Mr Davies, who worked at Asda for 12 years, said supermarkets are reluctant to label halal meat because they find it "inconvenient", citing figures showing that while Muslim's make up a small proportion of the population a quarter of meat sold in Britain is halal.
He also quoted recent comments by Dr Taj Harjey, of the Muslim Educational Centre in Oxford, who said halal meat is "covert religious extremism and creeping Islamic fundamentalism making its way into Britain by the back door".
He said: "As a strong believer in freedom of choice, I think one of the fundamental rights of the consumer is to know what they're purchasing.
"And when I spent 12 years before I entered this House working for Asda, some of the supermarkets are reluctant to do anything about it.
"And the reason why, quite simply, is because it's very inconvenient for them to go through the food chain to actually provide the labelling.
"It's not about what's most convenient for them. I don't care about that. They should be delivering what their customers want and there's no doubt this is what customers want to see."
The vote came after the British Veterinary Association warned that labelling meat as halal or kosher could cause confusion and inflame prejudice.
The BVA appealed instead for consumers to be informed whether or not animals had been stunned before being killed by whatever method, insisting the controversy had nothing to do with religion.
In an open letter to the three main party leaders, Robin Hargreaves, President of the BVA, said: "Recent media coverage has also revealed a very strong feeling amongst the general public for better labelling about the provenance of food they are buying and eating. We very much hope you will listen to this sentiment and take forward the debate about clearer food labelling."
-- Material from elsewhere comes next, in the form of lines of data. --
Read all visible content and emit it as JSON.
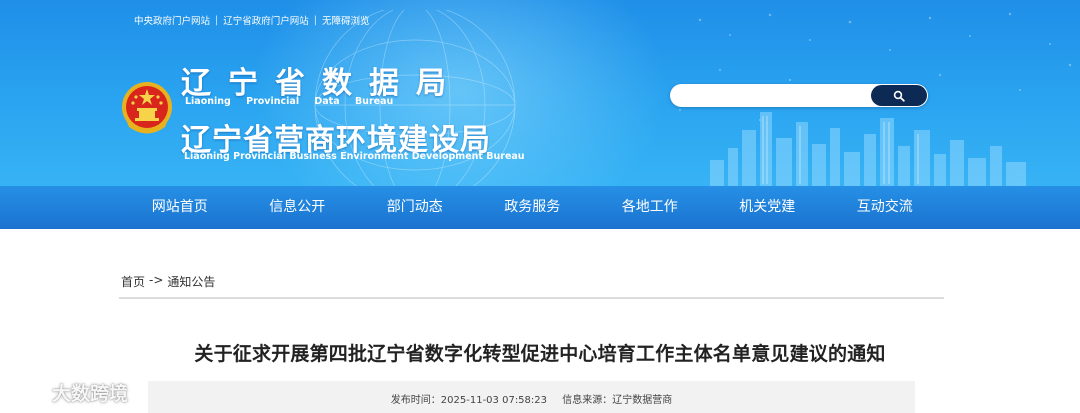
{
  "top_links": [
    "中央政府门户网站",
    "辽宁省政府门户网站",
    "无障碍浏览"
  ],
  "title": {
    "zh_line1": "辽宁省数据局",
    "en_line1": "Liaoning Provincial Data Bureau",
    "zh_line2": "辽宁省营商环境建设局",
    "en_line2": "Liaoning Provincial Business Environment Development Bureau"
  },
  "search": {
    "placeholder": "",
    "icon": "search-icon"
  },
  "nav": {
    "items": [
      {
        "label": "网站首页"
      },
      {
        "label": "信息公开"
      },
      {
        "label": "部门动态"
      },
      {
        "label": "政务服务"
      },
      {
        "label": "各地工作"
      },
      {
        "label": "机关党建"
      },
      {
        "label": "互动交流"
      }
    ]
  },
  "breadcrumb": {
    "home": "首页",
    "separator": "->",
    "current": "通知公告"
  },
  "article": {
    "title": "关于征求开展第四批辽宁省数字化转型促进中心培育工作主体名单意见建议的通知",
    "publish_time": "发布时间：2025-11-03 07:58:23",
    "source": "信息来源：辽宁数据营商"
  },
  "watermark": {
    "text": "大数跨境"
  },
  "colors": {
    "banner": "#2aa4f0",
    "nav": "#1f80db",
    "search_button": "#0d2a55"
  }
}
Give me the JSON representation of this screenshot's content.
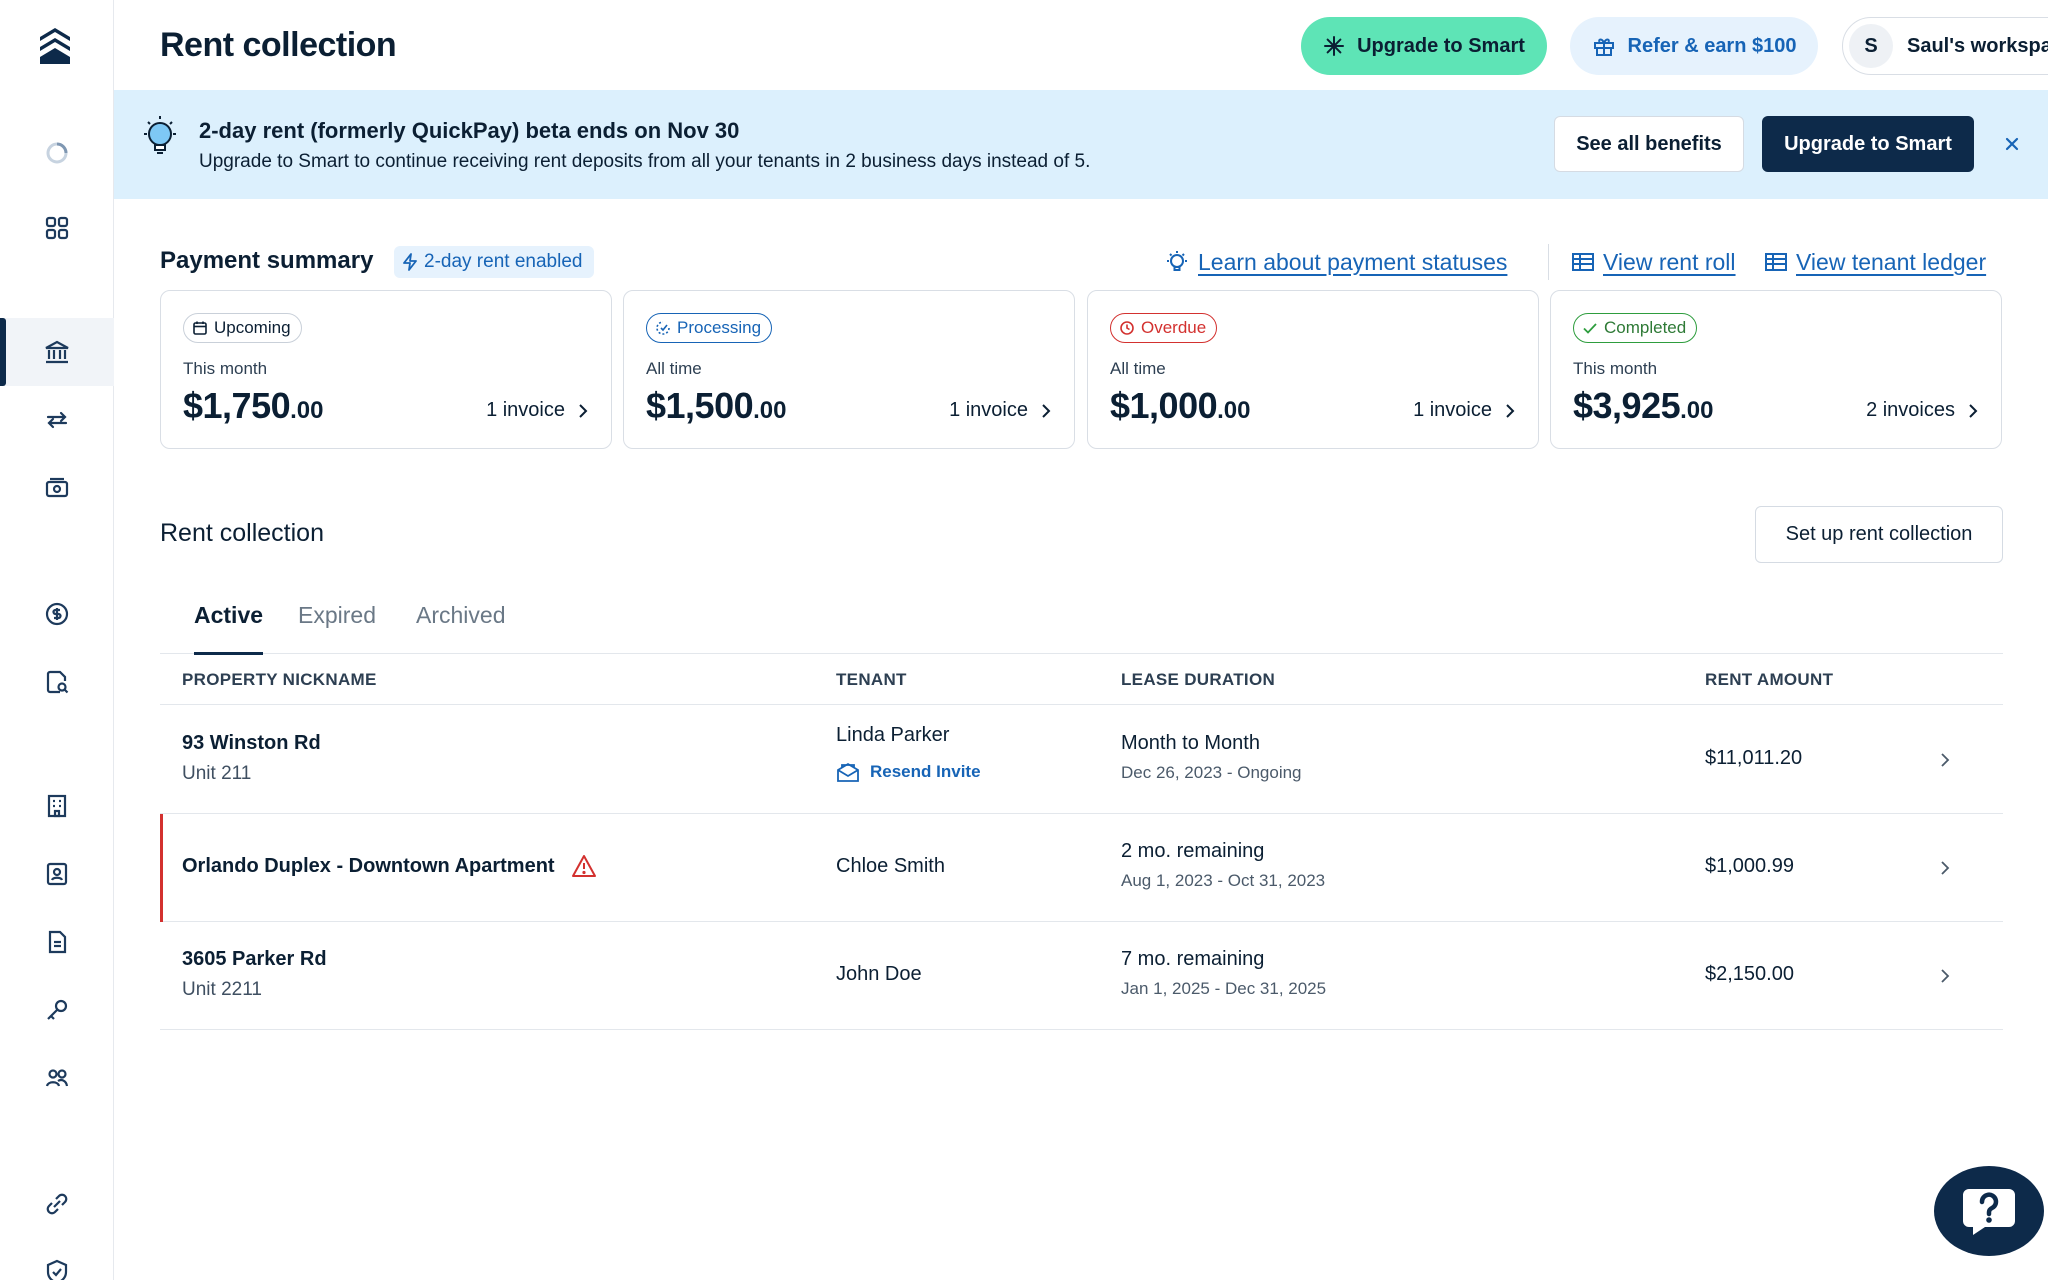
{
  "header": {
    "title": "Rent collection",
    "upgrade_label": "Upgrade to Smart",
    "refer_label": "Refer & earn $100",
    "workspace_initial": "S",
    "workspace_name": "Saul's workspace"
  },
  "sidebar": {
    "items": [
      {
        "icon": "loading-spinner-icon"
      },
      {
        "icon": "dashboard-grid-icon"
      },
      {
        "icon": "bank-icon",
        "active": true
      },
      {
        "icon": "transfer-arrows-icon"
      },
      {
        "icon": "cash-icon"
      },
      {
        "icon": "dollar-circle-icon"
      },
      {
        "icon": "document-search-icon"
      },
      {
        "icon": "building-icon"
      },
      {
        "icon": "tenant-card-icon"
      },
      {
        "icon": "lease-document-icon"
      },
      {
        "icon": "key-icon"
      },
      {
        "icon": "people-icon"
      },
      {
        "icon": "settings-link-icon"
      },
      {
        "icon": "shield-check-icon"
      }
    ]
  },
  "banner": {
    "title": "2-day rent (formerly QuickPay) beta ends on Nov 30",
    "subtitle": "Upgrade to Smart to continue receiving rent deposits from all your tenants in 2 business days instead of 5.",
    "benefits_label": "See all benefits",
    "upgrade_label": "Upgrade to Smart"
  },
  "payment_summary": {
    "title": "Payment summary",
    "badge": "2-day rent enabled",
    "learn_link": "Learn about payment statuses",
    "rent_roll_link": "View rent roll",
    "tenant_ledger_link": "View tenant ledger",
    "cards": [
      {
        "status": "Upcoming",
        "period": "This month",
        "amount": "$1,750",
        "cents": ".00",
        "invoices": "1 invoice"
      },
      {
        "status": "Processing",
        "period": "All time",
        "amount": "$1,500",
        "cents": ".00",
        "invoices": "1 invoice"
      },
      {
        "status": "Overdue",
        "period": "All time",
        "amount": "$1,000",
        "cents": ".00",
        "invoices": "1 invoice"
      },
      {
        "status": "Completed",
        "period": "This month",
        "amount": "$3,925",
        "cents": ".00",
        "invoices": "2 invoices"
      }
    ]
  },
  "rent_collection": {
    "title": "Rent collection",
    "setup_label": "Set up rent collection",
    "tabs": [
      "Active",
      "Expired",
      "Archived"
    ],
    "columns": [
      "PROPERTY NICKNAME",
      "TENANT",
      "LEASE DURATION",
      "RENT AMOUNT"
    ],
    "rows": [
      {
        "property": "93 Winston Rd",
        "unit": "Unit 211",
        "tenant": "Linda Parker",
        "action": "Resend Invite",
        "duration": "Month to Month",
        "dates": "Dec 26, 2023 - Ongoing",
        "rent": "$11,011.20"
      },
      {
        "property": "Orlando Duplex - Downtown Apartment",
        "unit": "",
        "tenant": "Chloe Smith",
        "action": "",
        "duration": "2 mo. remaining",
        "dates": "Aug 1, 2023 - Oct 31, 2023",
        "rent": "$1,000.99"
      },
      {
        "property": "3605 Parker Rd",
        "unit": "Unit 2211",
        "tenant": "John Doe",
        "action": "",
        "duration": "7 mo. remaining",
        "dates": "Jan 1, 2025 - Dec 31, 2025",
        "rent": "$2,150.00"
      }
    ]
  },
  "colors": {
    "brand_navy": "#0d2a4a",
    "accent_mint": "#5ee4b6",
    "link_blue": "#1764b6",
    "banner_bg": "#dcf0fd",
    "alert_red": "#d3312f",
    "success_green": "#2e9d3e"
  }
}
Tuesday, May 6, 2014

Pork replaced by Halal Meat at 185 Subways across the UK and Ireland

Ham and bacon has been taken off the menu 185 Subways across the UK and Ireland

       Ham and bacon has been taken off the menu 185 Subways across the UK and Ireland

None of the 185 branches of Subway across the UK and Ireland that now sell halal-only meat are in Lincolnshire.
Ham and bacon has been taken off the menu at these outlets as the sandwich chain said this was 'following strong demand from our Muslim customers'.
Muslims are forbidden from eating meat from pigs and any non-halal food and participating outlets will show a special 'All meats are Halal' sign.
In the halal-only branches ham and bacon has been substituted for turkey ham and rashers.
Currently none of the Subway stores in Lincolnshire are halal and it is the choice of individual outlets whether or not to be. One of the nearest halal only Subways is in Nottingham.
Traditionally halal butchers cut the throats of animals while they are fully conscious. Some halal butchers now practice pre-stunning but this is not permitted by some Islamic scholars.
In Britain, killing an animal while they are fully conscious is illegal, but the law gives special exemption, on religious grounds, to Muslim and Jewish meat producers.